* [What the task requires] Pick out every line of the entries below where "photo" occurs, and copy those lines.

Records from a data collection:
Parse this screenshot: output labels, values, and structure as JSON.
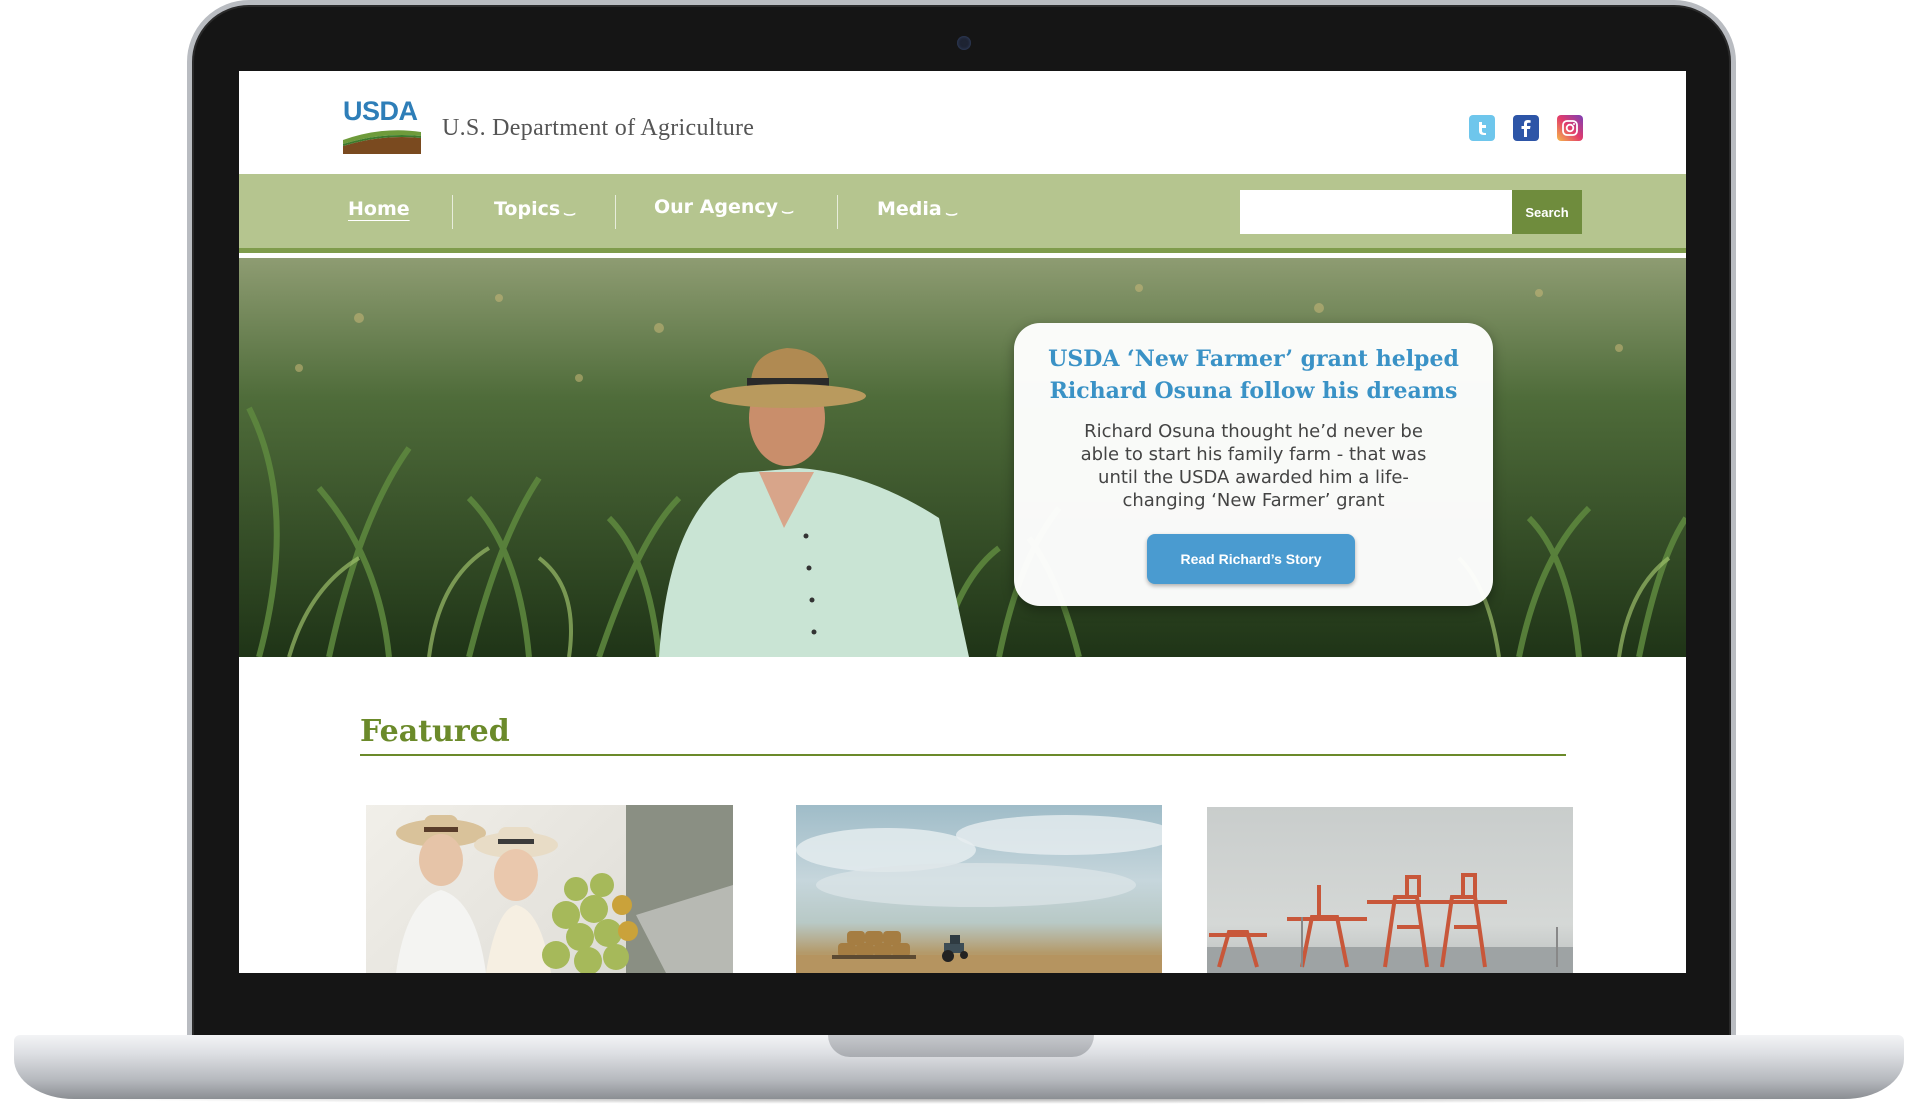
{
  "header": {
    "logo_text": "USDA",
    "site_title": "U.S. Department of Agriculture",
    "social": [
      "twitter-icon",
      "facebook-icon",
      "instagram-icon"
    ]
  },
  "nav": {
    "items": [
      {
        "label": "Home",
        "active": true
      },
      {
        "label": "Topics",
        "has_dropdown": true
      },
      {
        "label": "Our Agency",
        "has_dropdown": true
      },
      {
        "label": "Media",
        "has_dropdown": true
      }
    ],
    "search": {
      "value": "",
      "placeholder": "",
      "button_label": "Search"
    }
  },
  "hero": {
    "title": "USDA ‘New Farmer’ grant helped Richard Osuna follow his dreams",
    "body": "Richard Osuna thought he’d never be able to start his family farm - that was until the USDA awarded him a life-changing ‘New Farmer’ grant",
    "button_label": "Read Richard’s Story"
  },
  "featured": {
    "heading": "Featured",
    "items": [
      {
        "image": "couple-at-market-photo"
      },
      {
        "image": "tractor-hay-bales-photo"
      },
      {
        "image": "port-cranes-photo"
      }
    ]
  },
  "colors": {
    "nav_bg": "#b5c58f",
    "nav_border": "#7f9c4c",
    "search_button": "#6f8c3d",
    "hero_title": "#3a92c6",
    "cta_button": "#4a9bd0",
    "featured_heading": "#6b8a2a"
  }
}
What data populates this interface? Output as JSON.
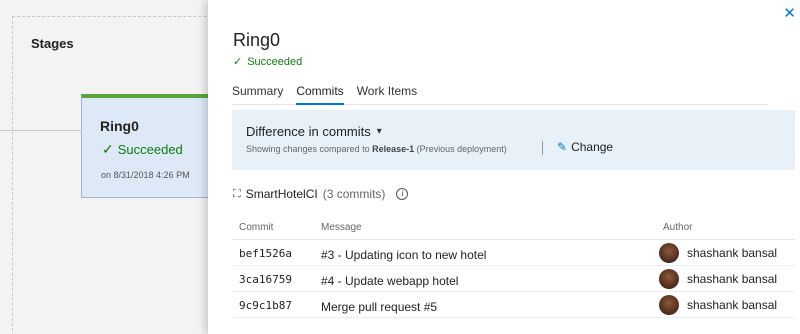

* [Exercise solution]
        "image": "couple-at-market-photo"
        "image": "tractor-hay-bales-photo"
        "image": "port-cranes-photo"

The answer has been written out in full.